━━━━━ DATA TO USE
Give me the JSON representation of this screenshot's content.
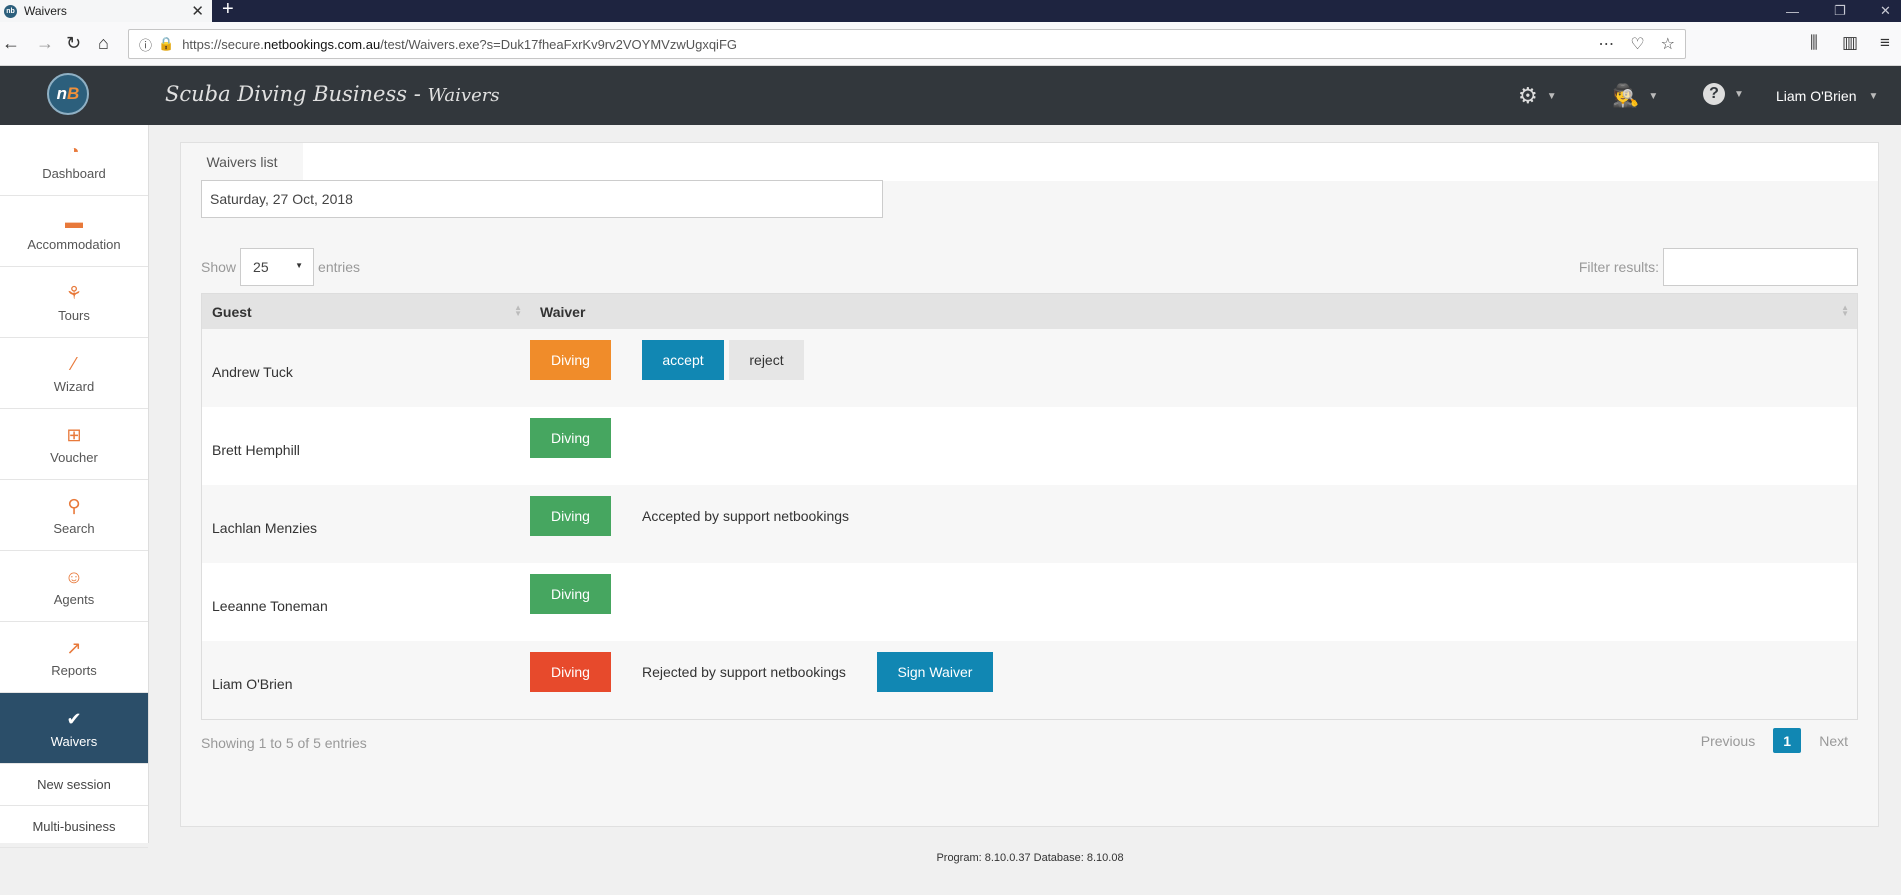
{
  "browser": {
    "tab_title": "Waivers",
    "tab_favicon_text": "nb",
    "url_prefix": "https://secure.",
    "url_domain": "netbookings.com.au",
    "url_rest": "/test/Waivers.exe?s=Duk17fheaFxrKv9rv2VOYMVzwUgxqiFG"
  },
  "header": {
    "logo_n": "n",
    "logo_b": "B",
    "business": "Scuba Diving Business",
    "separator": " - ",
    "page": "Waivers",
    "user": "Liam O'Brien"
  },
  "sidebar": {
    "items": [
      {
        "label": "Dashboard",
        "icon": "dashboard-icon"
      },
      {
        "label": "Accommodation",
        "icon": "bed-icon"
      },
      {
        "label": "Tours",
        "icon": "tours-icon"
      },
      {
        "label": "Wizard",
        "icon": "wand-icon"
      },
      {
        "label": "Voucher",
        "icon": "gift-icon"
      },
      {
        "label": "Search",
        "icon": "search-icon"
      },
      {
        "label": "Agents",
        "icon": "agent-icon"
      },
      {
        "label": "Reports",
        "icon": "chart-icon"
      },
      {
        "label": "Waivers",
        "icon": "check-icon",
        "active": true
      }
    ],
    "links": [
      "New session",
      "Multi-business"
    ]
  },
  "content": {
    "tab_label": "Waivers list",
    "date_value": "Saturday, 27 Oct, 2018",
    "show_label": "Show",
    "entries_value": "25",
    "entries_label": "entries",
    "filter_label": "Filter results:",
    "filter_value": "",
    "columns": [
      "Guest",
      "Waiver"
    ],
    "rows": [
      {
        "guest": "Andrew Tuck",
        "waiver": "Diving",
        "color": "#f08c2a",
        "accept": "accept",
        "reject": "reject"
      },
      {
        "guest": "Brett Hemphill",
        "waiver": "Diving",
        "color": "#46a660"
      },
      {
        "guest": "Lachlan Menzies",
        "waiver": "Diving",
        "color": "#46a660",
        "status": "Accepted by support netbookings"
      },
      {
        "guest": "Leeanne Toneman",
        "waiver": "Diving",
        "color": "#46a660"
      },
      {
        "guest": "Liam O'Brien",
        "waiver": "Diving",
        "color": "#e74a2c",
        "status": "Rejected by support netbookings",
        "sign": "Sign Waiver"
      }
    ],
    "showing": "Showing 1 to 5 of 5 entries",
    "pager": {
      "previous": "Previous",
      "current": "1",
      "next": "Next"
    }
  },
  "footer": "Program: 8.10.0.37 Database: 8.10.08",
  "colors": {
    "accent": "#1187b3",
    "sidebar_active": "#2b4e69",
    "header_bg": "#32373c",
    "icon_orange": "#e8793a"
  }
}
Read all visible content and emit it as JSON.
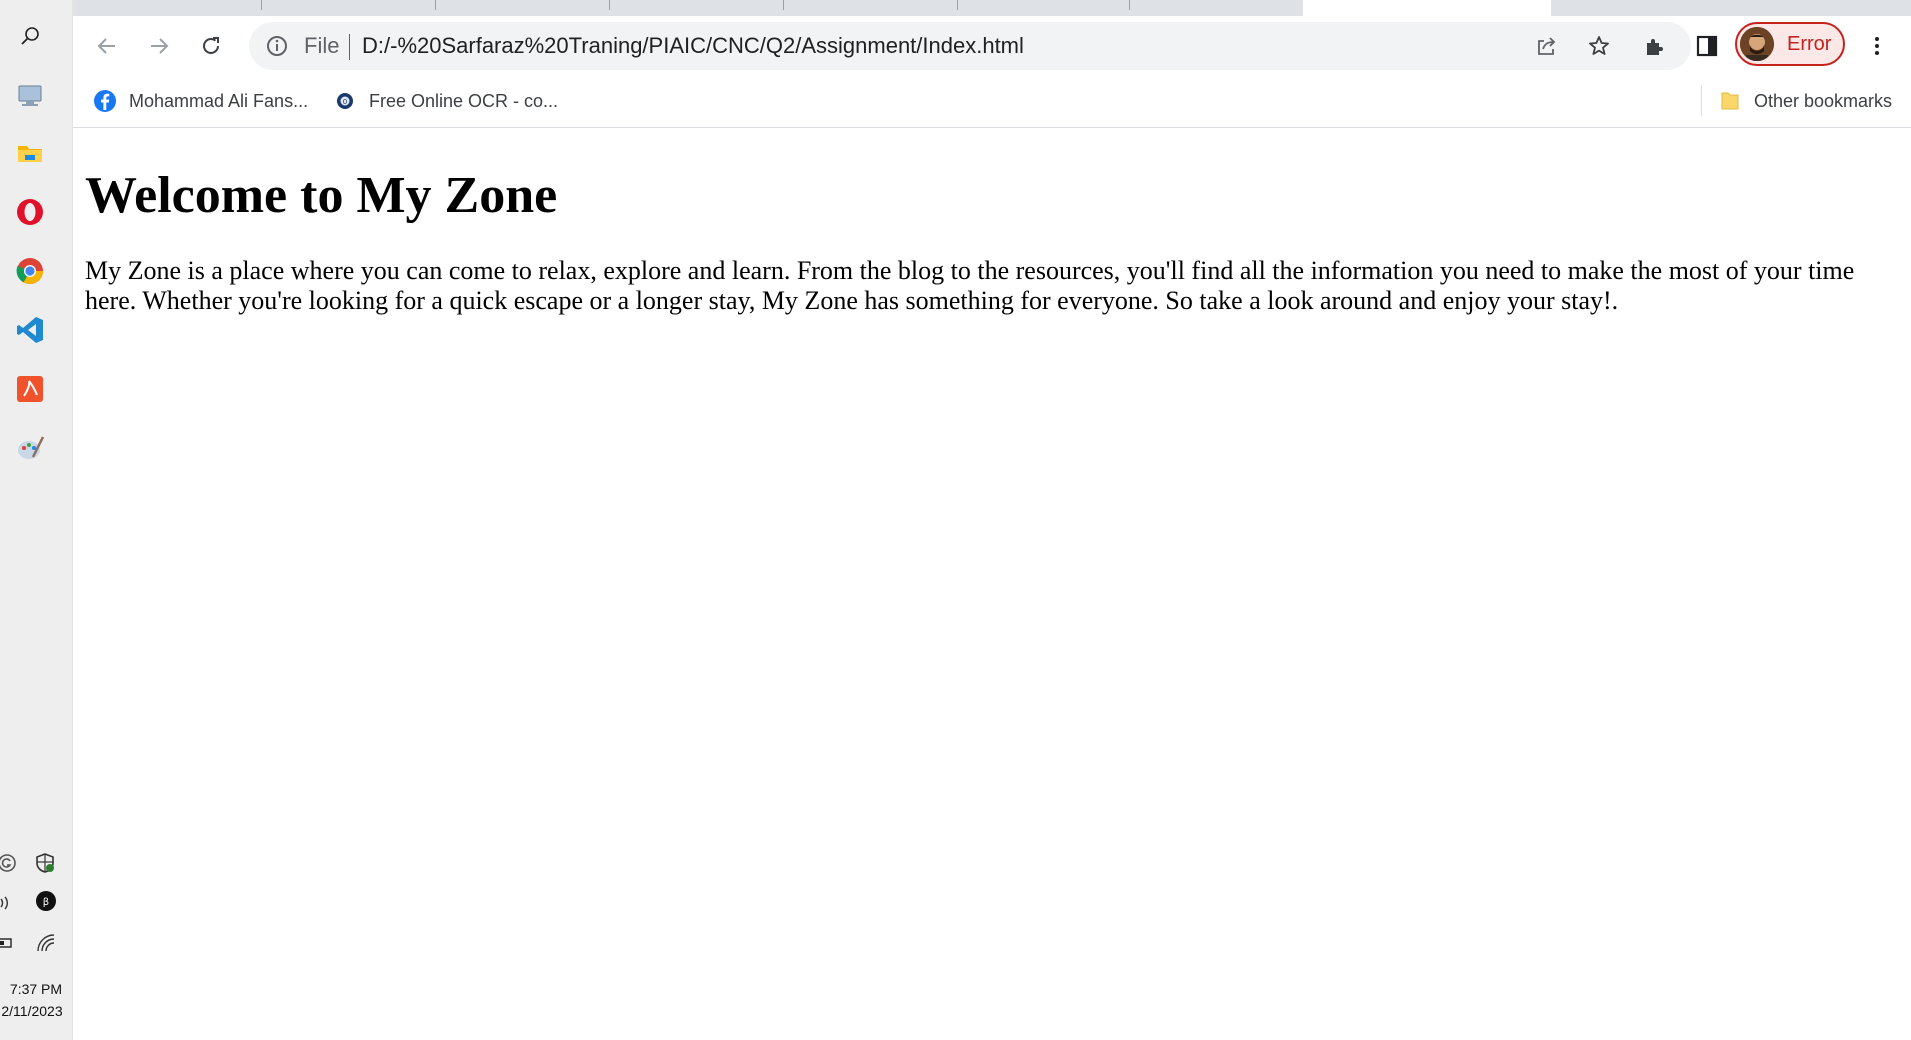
{
  "taskbar": {
    "icons": [
      "search-icon",
      "remote-desktop-icon",
      "file-explorer-icon",
      "opera-icon",
      "chrome-icon",
      "vscode-icon",
      "acrobat-icon",
      "paint-icon"
    ],
    "tray_icons": [
      "grammarly-icon",
      "defender-icon",
      "volume-icon",
      "app-tray-icon",
      "battery-icon",
      "wifi-icon"
    ],
    "time": "7:37 PM",
    "date": "2/11/2023"
  },
  "toolbar": {
    "omnibox_scheme": "File",
    "url": "D:/-%20Sarfaraz%20Traning/PIAIC/CNC/Q2/Assignment/Index.html",
    "profile_label": "Error"
  },
  "bookmarks": {
    "items": [
      {
        "label": "Mohammad Ali Fans...",
        "icon": "facebook-icon"
      },
      {
        "label": "Free Online OCR - co...",
        "icon": "ocr-icon"
      }
    ],
    "other_label": "Other bookmarks"
  },
  "page": {
    "heading": "Welcome to My Zone",
    "paragraph": "My Zone is a place where you can come to relax, explore and learn. From the blog to the resources, you'll find all the information you need to make the most of your time here. Whether you're looking for a quick escape or a longer stay, My Zone has something for everyone. So take a look around and enjoy your stay!."
  },
  "colors": {
    "accent_error": "#c5221f",
    "omnibox_bg": "#f1f3f4",
    "taskbar_bg": "#eeeeee"
  }
}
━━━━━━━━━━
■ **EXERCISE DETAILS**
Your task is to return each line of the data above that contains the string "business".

■ **REPLY**
    "business": "Scuba Diving Business",
      "Multi-business"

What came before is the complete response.